Studies: Pneumonia is misdiagnosed on patient readmissions

Oct 22, 2010

Patients were misdiagnosed with pneumonia at an alarming rate when they were readmitted to the hospital shortly after a previous hospitalization for the same illness, according to two Henry Ford Hospital companion studies.

Researchers say the misdiagnoses led to overuse of antibiotics and increased . Pneumonia ranks second to congestive as the reason for readmission within 30 days of a previous hospitalization.

Led by Henry Ford Infectious Diseases physicians Hiren Pokharna, M.D., and Norman Markowitz, M.D., researchers found that:

  • 72 percent of patients were misdiagnosed with pneumonia upon readmission to the same hospital.
  • African-Americans were twice more likely than Caucasians to be misdiagnosed with pneumonia.
  • Patients who smoke or have lung disease were likely to be misdiagnosed with pneumonia.
  • 72 percent of the misdiagnoses occurred in the Emergency Department.
  • Fewer than 33 percent of patients had any outpatient follow-up care prior to their readmission.
Results of the two companion studies will be presented Friday at the 48th annual meeting of the Society of America Oct. 21-24 in Vancouver.

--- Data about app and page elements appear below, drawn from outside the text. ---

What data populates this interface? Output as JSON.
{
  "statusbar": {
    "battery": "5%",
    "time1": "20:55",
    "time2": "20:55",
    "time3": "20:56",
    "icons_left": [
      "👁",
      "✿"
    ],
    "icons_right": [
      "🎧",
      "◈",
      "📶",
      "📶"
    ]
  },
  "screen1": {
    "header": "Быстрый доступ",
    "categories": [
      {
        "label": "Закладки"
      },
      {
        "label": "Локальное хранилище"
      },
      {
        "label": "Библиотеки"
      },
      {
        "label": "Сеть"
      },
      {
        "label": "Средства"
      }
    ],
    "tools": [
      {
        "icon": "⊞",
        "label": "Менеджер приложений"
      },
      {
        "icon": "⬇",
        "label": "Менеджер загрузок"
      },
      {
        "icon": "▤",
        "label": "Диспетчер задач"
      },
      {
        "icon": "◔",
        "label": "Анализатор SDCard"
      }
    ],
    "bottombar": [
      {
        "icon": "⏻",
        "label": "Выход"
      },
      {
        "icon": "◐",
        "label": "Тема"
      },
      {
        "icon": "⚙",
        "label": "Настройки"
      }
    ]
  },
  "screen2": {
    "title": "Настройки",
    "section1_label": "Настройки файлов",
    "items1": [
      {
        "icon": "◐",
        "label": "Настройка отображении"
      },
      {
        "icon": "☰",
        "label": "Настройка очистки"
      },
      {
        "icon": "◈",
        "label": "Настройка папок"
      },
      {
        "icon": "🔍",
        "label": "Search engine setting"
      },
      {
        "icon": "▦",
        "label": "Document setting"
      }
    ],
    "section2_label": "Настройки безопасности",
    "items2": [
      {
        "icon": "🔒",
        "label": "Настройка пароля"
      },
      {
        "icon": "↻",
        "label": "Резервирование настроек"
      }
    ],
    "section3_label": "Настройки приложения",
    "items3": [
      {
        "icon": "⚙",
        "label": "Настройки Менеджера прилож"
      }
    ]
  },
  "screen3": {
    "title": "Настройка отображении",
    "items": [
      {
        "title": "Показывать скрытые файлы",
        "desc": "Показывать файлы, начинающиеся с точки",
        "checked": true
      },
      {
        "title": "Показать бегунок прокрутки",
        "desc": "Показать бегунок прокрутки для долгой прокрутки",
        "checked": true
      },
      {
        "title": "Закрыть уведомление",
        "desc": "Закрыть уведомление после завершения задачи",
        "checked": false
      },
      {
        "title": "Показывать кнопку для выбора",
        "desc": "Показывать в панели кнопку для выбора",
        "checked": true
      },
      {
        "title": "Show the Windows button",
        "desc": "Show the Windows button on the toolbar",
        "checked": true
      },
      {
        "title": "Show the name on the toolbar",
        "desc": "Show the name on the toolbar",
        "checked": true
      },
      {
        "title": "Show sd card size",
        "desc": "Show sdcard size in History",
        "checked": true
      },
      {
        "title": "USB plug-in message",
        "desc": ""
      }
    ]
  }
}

"These studies show that we need to increase awareness among physicians about using the diagnostic standards and criteria set forth in the Centers for Disease Control and Prevention's National Healthcare Safety Network for diagnosing pneumonia at the time of readmission," says Dr. Pokharna, a fellow at Henry Ford and the lead author of the companion studies.

"This also points to the importance of using X-ray for ruling out pneumonia. And once pneumonia is ruled out, the antibiotics can be discontinued."

In seeking to explain the difficulty of diagnosing pneumonia and high prevalence of misdiagnoses, Henry Ford researchers examined medical records of 127 patients diagnosed with pneumonia between December 2008 and December 2009 and readmitted within 30 days of a previous hospitalization.

Researchers found that 92 of the 127 patients were misdiagnosed with health care associated pneumonia using CDC/National Healthcare Safety Network criteria. Health care associated pneumonia is a newly recognized form of in patients who had recent close contact with a health care system, either through a hospital, outpatient dialysis center, nursing home or long-term care facility. The classification was added with the shift from hospital-based care to home-based care.

Researchers cited several reasons for the misdiagnoses, including pre-existing lung disease and abnormalities on chest X-rays.

Explore further: West Africa's Ebola outbreak prompts changes in I.Coast cuisine

add to favorites email to friend print save as pdf

Related Stories

Lower-cost hospital care is not always lower in quality

Feb 22, 2010

The costs that hospitals incur in treating patients vary widely and do not appear to be strongly associated either with the quality of care patients receive or their risk of dying within 30 days, according to a report in ...

Flu vaccine may not protect seniors well

Aug 01, 2008

A Group Health study in the August 2 issue of The Lancet adds fuel to the growing controversy over how well the flu vaccine protects the elderly.

Statins associated with lower risk of death from pneumonia

Oct 27, 2008

Individuals who take cholesterol-lowering statins before being hospitalized with pneumonia appear less likely to die within 90 days afterward, according to a report in the October 27 issue of Archives of Internal Medicine, one of ...

Recommended for you

Two expats die of MERS in Saudi commercial hub

23 hours ago

Two foreigners died of MERS in the Saudi city of Jeddah, the health ministry said Saturday, as fears rise over the spreading respiratory virus in the kingdom's commercial hub.

UAE reports 12 new cases of MERS

23 hours ago

Health authorities in the United Arab Emirates have announced 12 new cases of infection by the MERS coronavirus, but insisted the patients would be cured within two weeks.

Filipino tests negative for Middle East virus

Apr 19, 2014

A Filipino nurse who tested positive for the Middle East virus has been found free of infection in a subsequent examination after he returned home, Philippine health officials said Saturday.

User comments : 0

More news stories

Cancer stem cells linked to drug resistance

Most drugs used to treat lung, breast and pancreatic cancers also promote drug-resistance and ultimately spur tumor growth. Researchers at the University of California, San Diego School of Medicine have discovered ...

Finnish inventor rethinks design of the axe

(Phys.org) —Finnish inventor Heikki Kärnä is the man behind the Vipukirves Leveraxe, which is a precision tool for splitting firewood. He designed the tool to make the job easier and more efficient, with ...

Making graphene in your kitchen

Graphene has been touted as a wonder material—the world's thinnest substance, but super-strong. Now scientists say it is so easy to make you could produce some in your kitchen.